Several dozen residents attended the most recent Avalon council meeting to complain about these contractors next door, who they say have left their bucolic Shore town filled with noise, loud music, debris, clogged streets, uncovered dumpsters, and construction vehicles, and are undermining the “sacred summer” they moved to Avalon to enjoy.
The Hustons wrote to town officials and complained about the debris and open dumpsters, in addition to vulgar language and “Mexican music” of the workers (though one day this week, the music wafting over from the house next door to the Hustons’ was “Hey Jude“).

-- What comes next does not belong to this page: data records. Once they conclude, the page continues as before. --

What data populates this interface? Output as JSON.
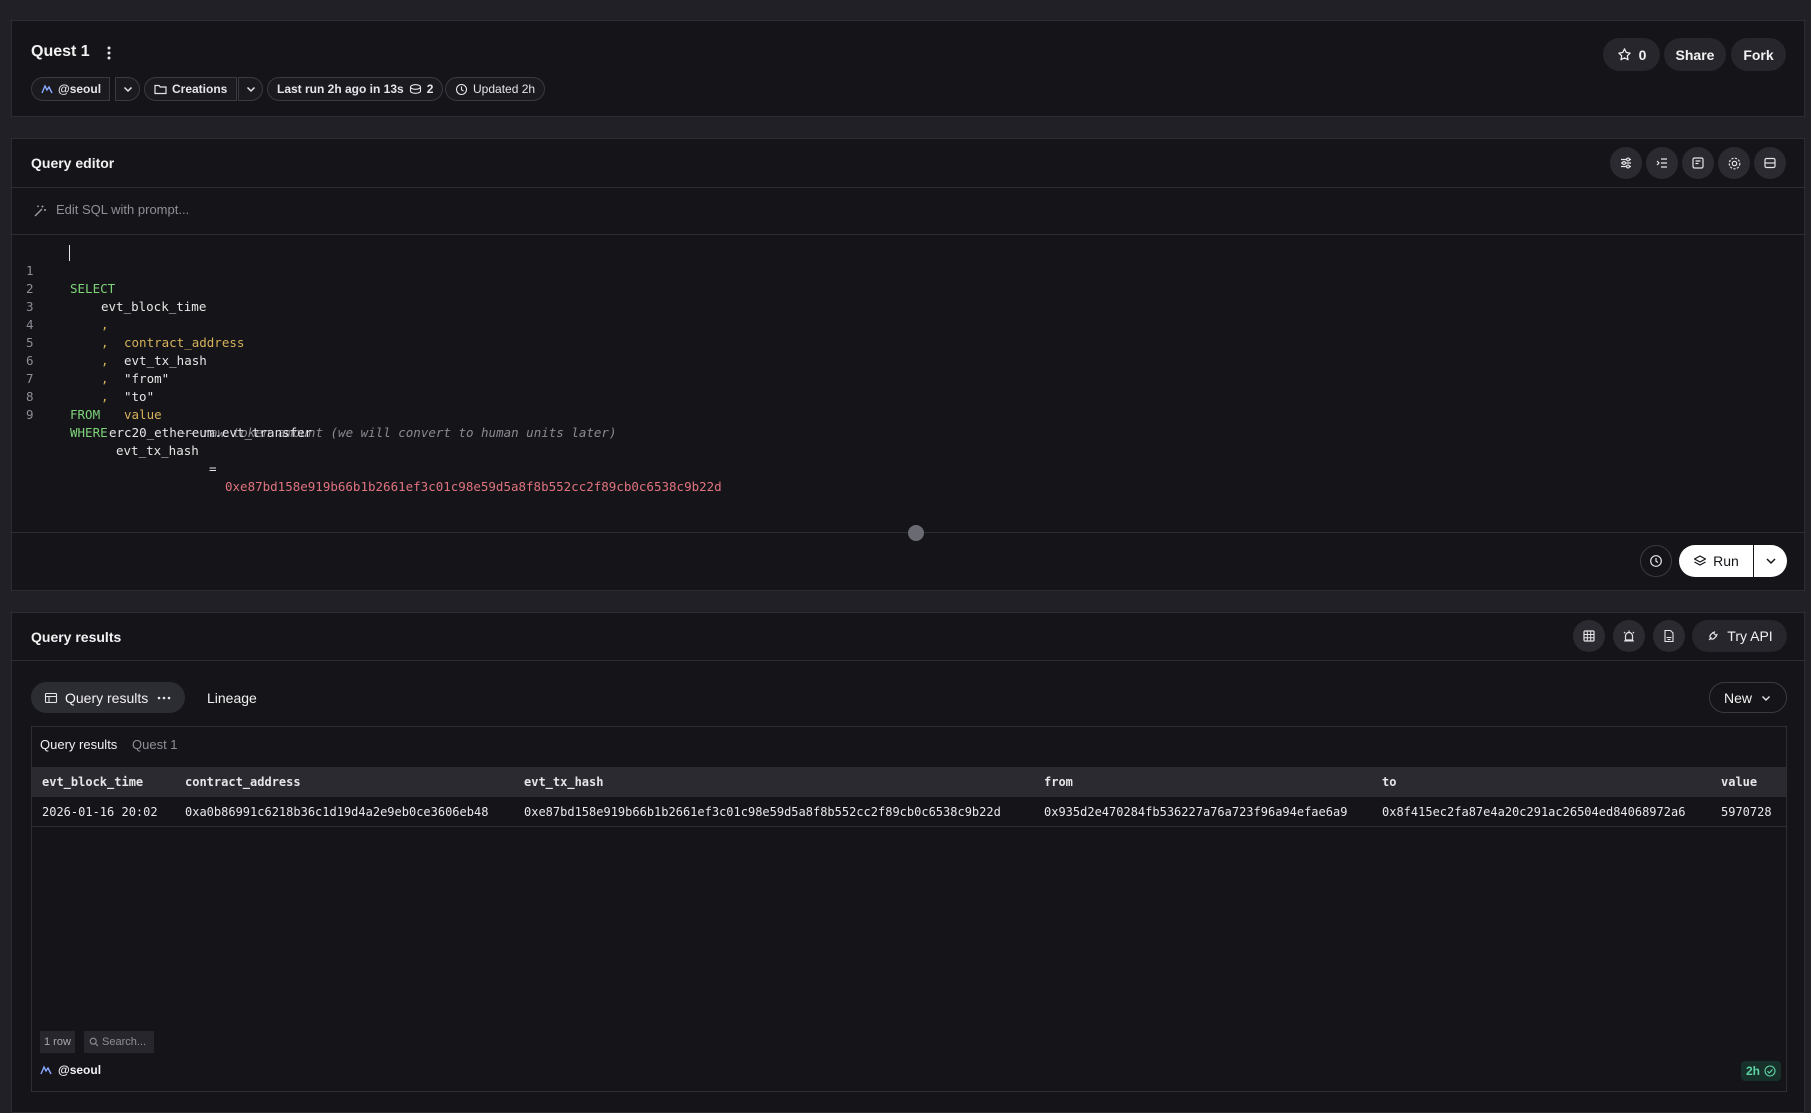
{
  "header": {
    "title": "Quest 1",
    "star_count": "0",
    "share_label": "Share",
    "fork_label": "Fork",
    "owner": "@seoul",
    "folder": "Creations",
    "last_run": "Last run 2h ago in 13s",
    "credits": "2",
    "updated": "Updated 2h"
  },
  "editor": {
    "title": "Query editor",
    "prompt_placeholder": "Edit SQL with prompt...",
    "run_label": "Run",
    "lines": [
      {
        "n": "1"
      },
      {
        "n": "2"
      },
      {
        "n": "3"
      },
      {
        "n": "4"
      },
      {
        "n": "5"
      },
      {
        "n": "6"
      },
      {
        "n": "7"
      },
      {
        "n": "8"
      },
      {
        "n": "9"
      }
    ],
    "tokens": {
      "select": "SELECT",
      "evt_block_time": "evt_block_time",
      "comma": ",",
      "contract_address": "contract_address",
      "evt_tx_hash": "evt_tx_hash",
      "from_q": "\"from\"",
      "to_q": "\"to\"",
      "value": "value",
      "comment": "-- raw token amount (we will convert to human units later)",
      "from_kw": "FROM",
      "table": "erc20_ethereum.evt_transfer",
      "where_kw": "WHERE",
      "where_col": "evt_tx_hash",
      "eq": "=",
      "hash": "0xe87bd158e919b66b1b2661ef3c01c98e59d5a8f8b552cc2f89cb0c6538c9b22d"
    }
  },
  "results": {
    "title": "Query results",
    "try_api_label": "Try API",
    "tab_results": "Query results",
    "tab_lineage": "Lineage",
    "new_label": "New",
    "table_title": "Query results",
    "table_subtitle": "Quest 1",
    "columns": [
      "evt_block_time",
      "contract_address",
      "evt_tx_hash",
      "from",
      "to",
      "value"
    ],
    "rows": [
      {
        "evt_block_time": "2026-01-16 20:02",
        "contract_address": "0xa0b86991c6218b36c1d19d4a2e9eb0ce3606eb48",
        "evt_tx_hash": "0xe87bd158e919b66b1b2661ef3c01c98e59d5a8f8b552cc2f89cb0c6538c9b22d",
        "from": "0x935d2e470284fb536227a76a723f96a94efae6a9",
        "to": "0x8f415ec2fa87e4a20c291ac26504ed84068972a6",
        "value": "5970728"
      }
    ],
    "row_count": "1 row",
    "search_placeholder": "Search...",
    "owner": "@seoul",
    "age": "2h"
  }
}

“Avalon: Sanctuary Town for Contractors” was the headline on a letter to the editor from Vincent Macaluso in the Cape May County Herald, which has covered several meetings attended by residents. Macaluso complained that Avalon’s lenient rules about overnight parking have led contractors from other towns to park their vehicles on the streets of Avalon, sometimes for months at a time.
Since the attention, some builders have tried to respond, according to the city and residents, posting job site rules, coming over to check on neighbors, and, in the case of the Hustons, sending over workers to clean the particles from their decks.
The Hustons said the contractor began using a Wawa bag to catch sawdust particles after they complained.
Avalon business administrator Scott Wahl has been meeting with residents and elected officials and others in the administration to discuss possible changes to work rules for contractors, who currently are allowed to work from 7 a.m. to 7 p.m. every day except Sunday during the summer season. Some ideas are being discussed for alternative penalties for code violations rather than fines, which mean little to contractors who are working on $10 million homes.
Avalon has also added a code inspector and expanded the hours to coincide with contractor hours.
But Wahl stressed the boon to the economy of both Avalon and the construction and contractor community (and added that Avalon is not in the business of policing the type of music played by people within its borders).
“We’re seeing an increase in construction,” he said. “The stock market’s better. It’s economic-driven. We get that. We’re sensitive to that. I can speak for Avalon: Every day I come to work in the morning, I’m following contractors, electricians, plumbers, everyone else. It’s a huge economy here at the Jersey Shore with the building trade.”
Wright says she would like to see the town add Saturday as another day when work is prohibited in summer, in addition to the three-day holiday weekends and the Fourth of July. And she thinks penalties like community service or stop-work orders would get the attention of builders. (Wahl noted that builders who are repeatedly fined can lose their state license, but that they typically register under another name and return.)
“We’re all in tourist town,” Wright said. “Where are these people going to park? If tourists are dodging hoses and wires and blocked sidewalks, then tourists have to walk in the street.”
Of the borough’s response to frustrated neighbors, Wright said: “I don’t think they get the level of anger.”
Some in Avalon take the long view. David McGinley of Newtown Square, whose vacation home in Avalon is across from a construction site this summer, says the owner came over this week to check to see if everything was OK. “It’s a beautiful home,” he said. “How can you complain about a beautiful house going up? And I’m learning a little Latin music.”
Donatelli says she has heard the arguments against the neighbors, who of course already have beautiful Shore homes not that dissimilar to the ones now being built (though, typically, smaller).
“To say we are privileged has nothing to do with it,” she says. “We all work for a living somewhere else and come here in the summertime for our homes. Every time you pull up, you’re surrounded by it. I was surrounded for two months by 15 contractor trucks. I can’t even take an outdoor shower.”